→ EXERCISE DETAILS:
Your task is to gather the lines below that hold the string "literals".

━━━━━━━━━━━━━━━━━━━━

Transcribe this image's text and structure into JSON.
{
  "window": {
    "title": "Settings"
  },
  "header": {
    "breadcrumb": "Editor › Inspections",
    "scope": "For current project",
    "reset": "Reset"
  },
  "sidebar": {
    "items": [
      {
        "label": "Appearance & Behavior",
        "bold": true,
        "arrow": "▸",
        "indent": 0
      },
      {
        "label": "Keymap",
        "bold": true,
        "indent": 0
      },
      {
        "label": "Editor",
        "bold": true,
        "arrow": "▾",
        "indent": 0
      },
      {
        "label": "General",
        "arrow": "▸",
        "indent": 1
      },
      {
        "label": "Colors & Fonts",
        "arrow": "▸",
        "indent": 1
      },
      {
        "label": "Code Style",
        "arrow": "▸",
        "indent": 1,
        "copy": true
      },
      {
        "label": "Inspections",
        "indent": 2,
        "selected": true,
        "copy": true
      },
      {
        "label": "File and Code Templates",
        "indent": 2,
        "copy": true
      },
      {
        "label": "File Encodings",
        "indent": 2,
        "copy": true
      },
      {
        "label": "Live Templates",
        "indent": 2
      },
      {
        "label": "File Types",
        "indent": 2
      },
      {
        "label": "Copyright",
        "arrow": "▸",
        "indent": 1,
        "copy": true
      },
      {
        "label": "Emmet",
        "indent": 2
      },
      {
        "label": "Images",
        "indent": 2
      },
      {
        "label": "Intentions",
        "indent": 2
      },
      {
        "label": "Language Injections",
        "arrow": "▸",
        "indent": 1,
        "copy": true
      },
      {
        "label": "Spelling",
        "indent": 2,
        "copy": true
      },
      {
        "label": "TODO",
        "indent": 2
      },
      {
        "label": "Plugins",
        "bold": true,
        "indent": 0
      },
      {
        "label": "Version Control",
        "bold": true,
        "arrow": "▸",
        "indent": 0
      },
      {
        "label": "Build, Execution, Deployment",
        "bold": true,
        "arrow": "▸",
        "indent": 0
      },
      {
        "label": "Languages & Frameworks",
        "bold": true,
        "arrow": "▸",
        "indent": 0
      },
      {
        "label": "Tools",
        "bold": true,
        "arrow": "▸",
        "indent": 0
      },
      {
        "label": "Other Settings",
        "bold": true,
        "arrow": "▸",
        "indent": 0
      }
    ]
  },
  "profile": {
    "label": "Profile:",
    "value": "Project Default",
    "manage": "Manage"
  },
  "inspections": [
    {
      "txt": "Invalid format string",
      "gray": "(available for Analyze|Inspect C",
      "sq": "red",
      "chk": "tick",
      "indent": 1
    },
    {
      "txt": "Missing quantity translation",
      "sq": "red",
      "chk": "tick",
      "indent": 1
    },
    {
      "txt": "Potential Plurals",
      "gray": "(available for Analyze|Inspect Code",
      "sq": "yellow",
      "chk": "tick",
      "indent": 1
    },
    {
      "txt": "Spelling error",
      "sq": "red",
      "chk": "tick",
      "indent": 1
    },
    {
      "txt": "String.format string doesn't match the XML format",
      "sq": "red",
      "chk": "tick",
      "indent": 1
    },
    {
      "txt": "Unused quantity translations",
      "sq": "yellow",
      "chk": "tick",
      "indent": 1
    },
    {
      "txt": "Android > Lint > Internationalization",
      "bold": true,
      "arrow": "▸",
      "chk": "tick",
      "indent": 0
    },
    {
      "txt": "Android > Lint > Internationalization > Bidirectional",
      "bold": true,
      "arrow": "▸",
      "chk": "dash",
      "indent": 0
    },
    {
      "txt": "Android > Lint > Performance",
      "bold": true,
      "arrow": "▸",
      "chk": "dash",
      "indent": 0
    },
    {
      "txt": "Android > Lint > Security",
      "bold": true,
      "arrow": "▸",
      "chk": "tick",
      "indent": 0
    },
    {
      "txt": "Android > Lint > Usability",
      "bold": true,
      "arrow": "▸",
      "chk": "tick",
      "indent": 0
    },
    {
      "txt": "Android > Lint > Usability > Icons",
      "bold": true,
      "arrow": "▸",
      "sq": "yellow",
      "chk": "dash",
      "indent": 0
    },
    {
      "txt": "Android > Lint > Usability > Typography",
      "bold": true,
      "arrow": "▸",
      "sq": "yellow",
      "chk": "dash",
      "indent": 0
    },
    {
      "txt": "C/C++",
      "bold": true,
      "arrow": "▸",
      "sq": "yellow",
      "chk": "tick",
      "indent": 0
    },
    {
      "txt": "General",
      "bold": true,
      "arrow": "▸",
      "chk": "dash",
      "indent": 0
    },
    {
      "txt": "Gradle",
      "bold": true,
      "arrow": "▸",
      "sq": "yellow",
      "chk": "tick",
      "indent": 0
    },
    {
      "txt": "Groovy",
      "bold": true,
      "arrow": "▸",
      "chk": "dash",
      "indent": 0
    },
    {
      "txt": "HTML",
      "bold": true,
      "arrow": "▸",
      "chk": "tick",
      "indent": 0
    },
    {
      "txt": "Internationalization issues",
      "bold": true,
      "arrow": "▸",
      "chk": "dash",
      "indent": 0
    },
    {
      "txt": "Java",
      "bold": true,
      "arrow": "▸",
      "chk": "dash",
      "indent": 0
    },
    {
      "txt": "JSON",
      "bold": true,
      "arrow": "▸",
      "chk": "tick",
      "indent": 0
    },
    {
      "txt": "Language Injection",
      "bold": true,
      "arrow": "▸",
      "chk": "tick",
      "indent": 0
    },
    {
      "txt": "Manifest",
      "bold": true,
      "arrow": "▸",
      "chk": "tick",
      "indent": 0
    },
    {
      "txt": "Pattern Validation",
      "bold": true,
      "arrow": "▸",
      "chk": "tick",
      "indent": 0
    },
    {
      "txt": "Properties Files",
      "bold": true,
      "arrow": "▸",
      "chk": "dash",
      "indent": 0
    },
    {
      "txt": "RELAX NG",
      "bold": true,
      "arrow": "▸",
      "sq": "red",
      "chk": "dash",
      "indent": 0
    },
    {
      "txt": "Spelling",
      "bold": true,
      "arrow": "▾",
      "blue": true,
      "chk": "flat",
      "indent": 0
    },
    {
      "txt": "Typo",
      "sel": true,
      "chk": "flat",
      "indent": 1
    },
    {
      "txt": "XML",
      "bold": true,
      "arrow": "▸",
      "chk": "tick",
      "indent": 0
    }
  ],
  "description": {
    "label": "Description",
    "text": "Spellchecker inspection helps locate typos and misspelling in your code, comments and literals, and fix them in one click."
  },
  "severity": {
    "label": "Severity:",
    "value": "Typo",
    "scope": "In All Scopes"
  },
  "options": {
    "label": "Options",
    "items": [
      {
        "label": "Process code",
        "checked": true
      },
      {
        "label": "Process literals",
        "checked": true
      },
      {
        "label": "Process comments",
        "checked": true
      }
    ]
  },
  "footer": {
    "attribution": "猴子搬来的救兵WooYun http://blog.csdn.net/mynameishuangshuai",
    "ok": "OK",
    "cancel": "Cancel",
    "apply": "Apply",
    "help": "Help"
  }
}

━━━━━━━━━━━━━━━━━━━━

→ EXERCISE ANSWER:
    "text": "Spellchecker inspection helps locate typos and misspelling in your code, comments and literals, and fix them in one click."
        "label": "Process literals",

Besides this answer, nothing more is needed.